The Professor’s second visit to ACME … continued

.

“Well what should we do Professor?” John said weakly. 

“Clearly, not shut the line down over the lunch break,” The Professor responded quickly. 

“We can’t!” said John, “The operators are all friends and they count on having lunch together.” 

“How much are they paid per hour?” asked The Professor. 

“Ten dollars,” replied John. 

 “You can pay them $15 per hour and still make more profit if they keep the line running over the lunch break,” The Professor opined. 

“Fifteen dollars per hour for the lunch time or the entire 40 hour week?” John asked nervously. 

“For the whole week,” was The Professor’s reply. 

“I find that hard to believe,” John shot back.

“Consider this,” said The Professor. “Your line is up only 9.7% of an 8 hour shift, that’s only 47 minutes. Today you lost 95 minutes over the lunch hour. You may be able to increase your uptime to greater than 15% by keeping the line running over lunch. I modeled your business with ProfitPro3.0 cost estimating software. Your company will make millions more per year if you keep the lines running over lunch. I have worked with other companies to make this change; it is really easy with a 30 minute lunch period. If 5 people normally run the line, you have just one stay back during lunch. That way each person only misses the regular lunch break once a week.”

John thought optimistically, “There is such a thing as a free lunch.”

“Now, let’s talk about what we can do to double the uptime from the 15% we will get by running the lines over lunch,” said the Professor.

Patty listened to all of this in amazement. The Professor was helping ACME more than she thought possible.

Next steps? Yes, John will keep his job. But, what is The Professor’s plan to get uptime to 30% or more? And, we still haven’t learned where Patty will go to dinner.  Stay tuned for the latest.

Cheers,

Dr. Ron

Dr. Ron note:  As surprising as this may seem, this story is based on real events. The uptime numbers and improvements are from real examples.
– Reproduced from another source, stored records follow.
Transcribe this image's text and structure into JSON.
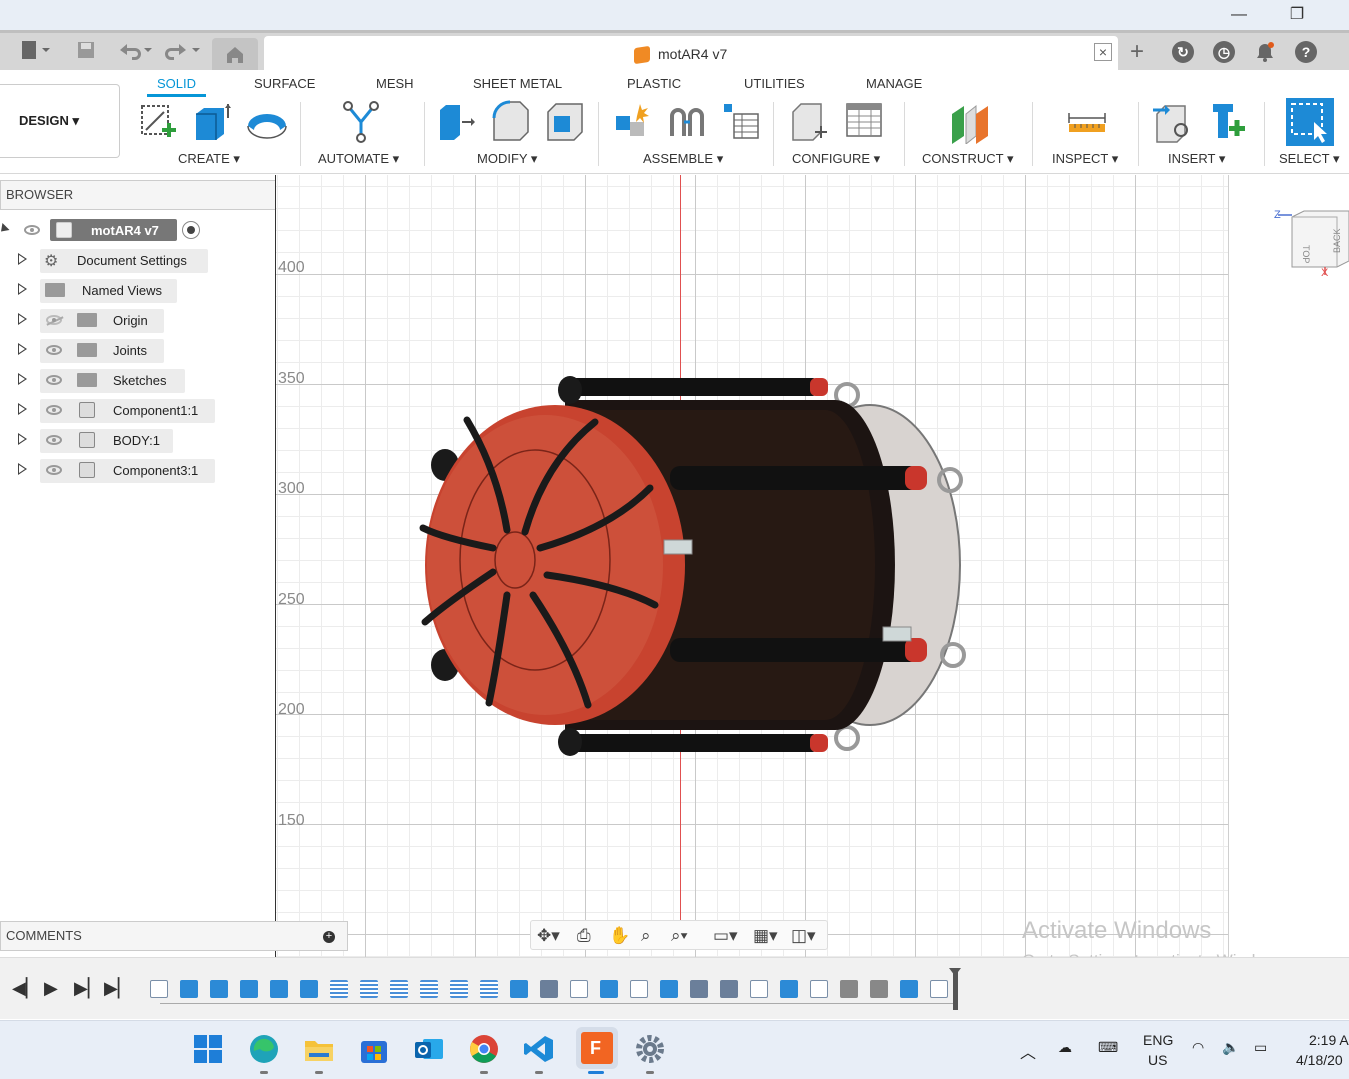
{
  "window": {
    "minimize_glyph": "—",
    "restore_glyph": "❐"
  },
  "tabs": {
    "document_title": "motAR4 v7",
    "close_glyph": "×",
    "new_tab_glyph": "+"
  },
  "ribbon": {
    "workspace_button": "DESIGN ▾",
    "tabs": [
      "SOLID",
      "SURFACE",
      "MESH",
      "SHEET METAL",
      "PLASTIC",
      "UTILITIES",
      "MANAGE"
    ],
    "active_tab": "SOLID",
    "groups": [
      "CREATE ▾",
      "AUTOMATE ▾",
      "MODIFY ▾",
      "ASSEMBLE ▾",
      "CONFIGURE ▾",
      "CONSTRUCT ▾",
      "INSPECT ▾",
      "INSERT ▾",
      "SELECT ▾"
    ]
  },
  "browser": {
    "title": "BROWSER",
    "root": "motAR4 v7",
    "nodes": [
      {
        "label": "Document Settings",
        "icon": "gear-icon"
      },
      {
        "label": "Named Views",
        "icon": "folder-icon"
      },
      {
        "label": "Origin",
        "icon": "folder-icon",
        "hidden": true
      },
      {
        "label": "Joints",
        "icon": "folder-icon"
      },
      {
        "label": "Sketches",
        "icon": "folder-icon"
      },
      {
        "label": "Component1:1",
        "icon": "component-icon"
      },
      {
        "label": "BODY:1",
        "icon": "component-icon"
      },
      {
        "label": "Component3:1",
        "icon": "component-icon"
      }
    ]
  },
  "comments": {
    "title": "COMMENTS"
  },
  "viewport": {
    "ruler_labels": [
      "400",
      "350",
      "300",
      "250",
      "200",
      "150"
    ],
    "viewcube": {
      "axis_z": "Z",
      "axis_x": "X",
      "face_top": "TOP",
      "face_back": "BACK"
    }
  },
  "watermark": {
    "line1": "Activate Windows",
    "line2": "Go to Settings to activate Windows."
  },
  "taskbar": {
    "language": "ENG",
    "region": "US",
    "time": "2:19 A",
    "date": "4/18/20"
  },
  "colors": {
    "accent": "#0696d7",
    "model_red": "#c0392b",
    "model_dark": "#1a1a1a"
  }
}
Any company that can achieve 35% or more uptime can compete with anyone in the world, even in low labor rate countries. Sadly, few companies know their uptime or have an urgency to improve it.

Best Wishes,